Neer dosa, which translates as "water dosa" in Tulu and Kannada, is a speciality of Mangalore that was first created in the Tulu Nadu district of Karnataka. It's a delicate and wavy dosa made from soaked rice, salt, and water. This is a light, gluten-free dosa that can be made without oil. This dosa's neer (water) moniker comes from its incredibly thin and watery batter.

4. Sponge Dosa

Sponge dosa is typically prepared with rice, poha, and urad dal. This dosa resembles a pancake and is softer, lighter, and spongy than other dosas. Set dosas are a Karnataka speciality that is often served in sets of two or three and are only fried on one side. It is ideal to pair this dosa with some vegetarian kurma.

5. Adai dosa
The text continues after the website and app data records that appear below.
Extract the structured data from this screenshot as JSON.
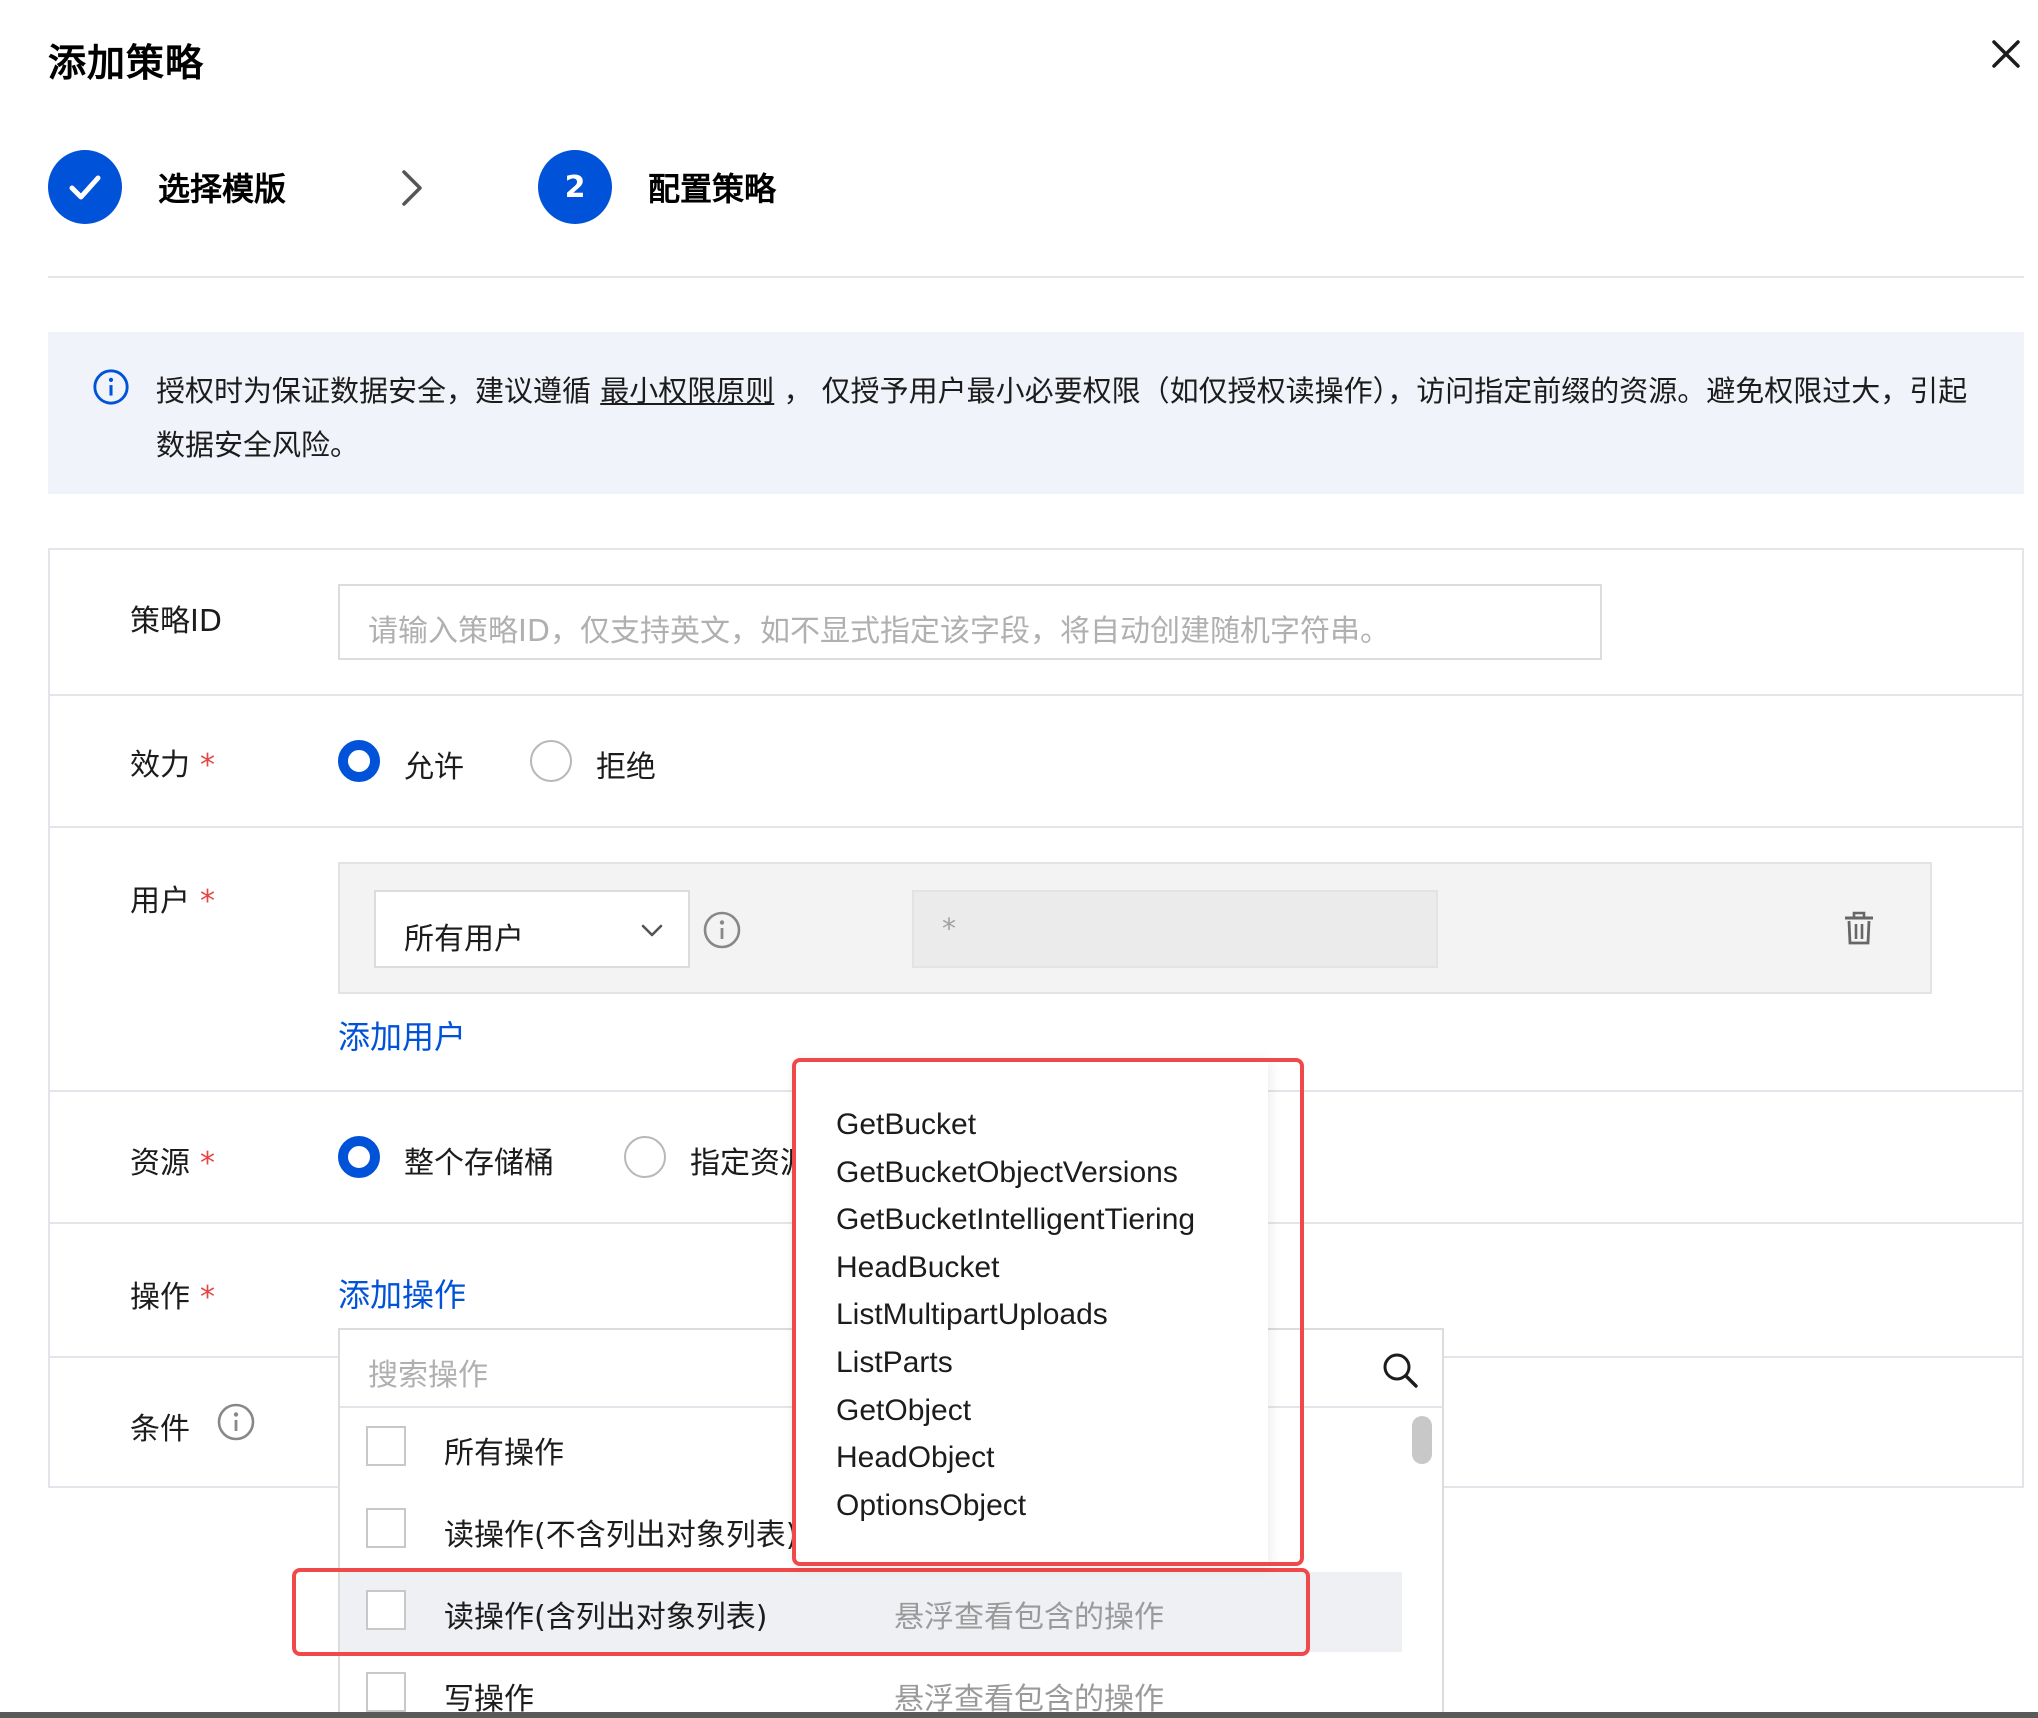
{
  "dialog": {
    "title": "添加策略"
  },
  "steps": [
    {
      "label": "选择模版",
      "state": "done"
    },
    {
      "number": "2",
      "label": "配置策略",
      "state": "active"
    }
  ],
  "notice": {
    "text_before": "授权时为保证数据安全，建议遵循 ",
    "link": "最小权限原则",
    "text_after": " ， 仅授予用户最小必要权限（如仅授权读操作），访问指定前缀的资源。避免权限过大，引起数据安全风险。"
  },
  "form": {
    "policy_id": {
      "label": "策略ID",
      "placeholder": "请输入策略ID，仅支持英文，如不显式指定该字段，将自动创建随机字符串。"
    },
    "effect": {
      "label": "效力",
      "required_mark": "*",
      "options": [
        "允许",
        "拒绝"
      ],
      "selected": "允许"
    },
    "user": {
      "label": "用户",
      "required_mark": "*",
      "select_value": "所有用户",
      "value_placeholder": "*",
      "add_link": "添加用户"
    },
    "resource": {
      "label": "资源",
      "required_mark": "*",
      "options": [
        "整个存储桶",
        "指定资源"
      ],
      "selected": "整个存储桶"
    },
    "action": {
      "label": "操作",
      "required_mark": "*",
      "add_link": "添加操作"
    },
    "condition": {
      "label": "条件"
    }
  },
  "action_dropdown": {
    "search_placeholder": "搜索操作",
    "options": [
      {
        "label": "所有操作",
        "hint": ""
      },
      {
        "label": "读操作(不含列出对象列表)",
        "hint": ""
      },
      {
        "label": "读操作(含列出对象列表)",
        "hint": "悬浮查看包含的操作"
      },
      {
        "label": "写操作",
        "hint": "悬浮查看包含的操作"
      }
    ]
  },
  "tooltip_actions": [
    "GetBucket",
    "GetBucketObjectVersions",
    "GetBucketIntelligentTiering",
    "HeadBucket",
    "ListMultipartUploads",
    "ListParts",
    "GetObject",
    "HeadObject",
    "OptionsObject"
  ],
  "colors": {
    "primary": "#0052d9",
    "required": "#e54545",
    "highlight": "#f0494a",
    "notice_bg": "#f0f3f9"
  }
}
A traditional dish from South India, adai dosa is made with rice, various lentils, and aromatic spices. It is highly satisfying and healthy because of its thick, heavy texture and abundant proteins and carbohydrates. Adai doesn't undergo any fermentation, unlike other dosas. Adai dosa can be served with a vial, a mixed vegetable dish, or coconut chutney.

6. Quinoa Dosa 
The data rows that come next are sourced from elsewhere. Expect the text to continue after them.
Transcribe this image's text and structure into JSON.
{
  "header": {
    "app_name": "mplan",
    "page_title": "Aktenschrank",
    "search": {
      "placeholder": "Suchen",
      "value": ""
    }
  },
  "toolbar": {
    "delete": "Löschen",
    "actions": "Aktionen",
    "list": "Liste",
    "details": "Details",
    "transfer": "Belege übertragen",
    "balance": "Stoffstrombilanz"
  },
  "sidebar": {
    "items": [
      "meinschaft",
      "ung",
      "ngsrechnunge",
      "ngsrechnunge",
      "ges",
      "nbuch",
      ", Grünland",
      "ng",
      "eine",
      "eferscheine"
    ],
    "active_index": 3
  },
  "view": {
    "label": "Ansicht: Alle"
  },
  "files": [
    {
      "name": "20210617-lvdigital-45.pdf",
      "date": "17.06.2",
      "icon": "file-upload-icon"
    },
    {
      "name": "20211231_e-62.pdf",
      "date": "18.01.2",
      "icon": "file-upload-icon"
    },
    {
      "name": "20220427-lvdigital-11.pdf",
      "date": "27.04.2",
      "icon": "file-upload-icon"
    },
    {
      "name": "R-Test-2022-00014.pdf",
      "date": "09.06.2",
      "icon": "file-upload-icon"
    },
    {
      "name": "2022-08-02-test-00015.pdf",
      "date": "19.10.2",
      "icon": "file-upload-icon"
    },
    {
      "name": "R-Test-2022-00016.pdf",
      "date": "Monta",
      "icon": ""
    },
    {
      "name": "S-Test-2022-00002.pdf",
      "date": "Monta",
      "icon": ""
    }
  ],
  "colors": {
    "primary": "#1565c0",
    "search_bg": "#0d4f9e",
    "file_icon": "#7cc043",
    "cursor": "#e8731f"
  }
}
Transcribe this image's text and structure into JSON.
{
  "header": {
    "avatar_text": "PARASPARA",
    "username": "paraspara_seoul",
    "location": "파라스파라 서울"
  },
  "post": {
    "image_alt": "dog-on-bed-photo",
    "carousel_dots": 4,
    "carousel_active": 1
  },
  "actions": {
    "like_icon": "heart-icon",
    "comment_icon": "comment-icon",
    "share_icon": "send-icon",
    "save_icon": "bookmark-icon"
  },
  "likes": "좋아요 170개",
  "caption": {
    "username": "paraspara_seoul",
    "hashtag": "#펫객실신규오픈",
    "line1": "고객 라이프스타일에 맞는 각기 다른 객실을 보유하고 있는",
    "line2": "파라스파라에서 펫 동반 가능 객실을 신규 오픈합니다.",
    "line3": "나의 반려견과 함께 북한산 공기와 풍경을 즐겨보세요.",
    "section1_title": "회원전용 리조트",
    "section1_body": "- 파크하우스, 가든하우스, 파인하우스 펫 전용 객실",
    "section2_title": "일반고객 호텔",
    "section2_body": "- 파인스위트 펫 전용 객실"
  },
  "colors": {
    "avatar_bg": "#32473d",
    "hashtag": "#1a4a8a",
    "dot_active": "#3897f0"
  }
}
To increase the amount of protein and fibre in the dosa batter, substitute quinoa for part of the rice. Quinoa dosa is an excellent choice for people who want to include more whole grains in their diet because it boosts the dish's nutritional profile and adds a nutty flavour. This is a perfect late night snack for people managing weight. 

7. Oats Dosa 

You may want to think about adding oats to your dosa batter as a heart-healthy twist. Soluble fibre, which is abundant in oats, aids with cholesterol regulation. The resulting dosa is a terrific option for a nutritious breakfast because it is not only crispy but also a great source of sustained energy.

8. Multigrain Dosa 

Instead of making the usual rice and urad dal dosa, try making it with different grains like ragi (finger millet), bajra (pearl millet), and jowar (sorghum). By adding a variety of vitamins, minerals, and antioxidants, this variation increases the nutritional value of the dosa and promotes general health and well-being.

9. Watermelon Rind Dosa

A novel and nutritious dosa recipe created from watermelon rinds is called watermelon rind dosa. This recipe is ideal for using the watermelon rind, which is sometimes wasted, and transforming it into a delicious and wholesome breakfast choice. The rind is grated and combined with rice flour and additional ingredients to prepare a batter.

10. Whole Wheat Dosa 

To make a dosa that is high in fibre and contains vital minerals like iron and B vitamins, replace refined rice flour with whole wheat flour. If you're looking for a healthy option without sacrificing flavour, whole wheat dosas are great.

Dosa is a classic South Indian delicacy that has become increasingly popular due to its health benefits, adaptability, and delicious taste. A typical dish in many homes is this thin, crispy pancake cooked with a fermented batter of rice and urad dal. Prepare the batter ahead of time and whip up some adorable dosas to quench your appetite without worrying about going over budget.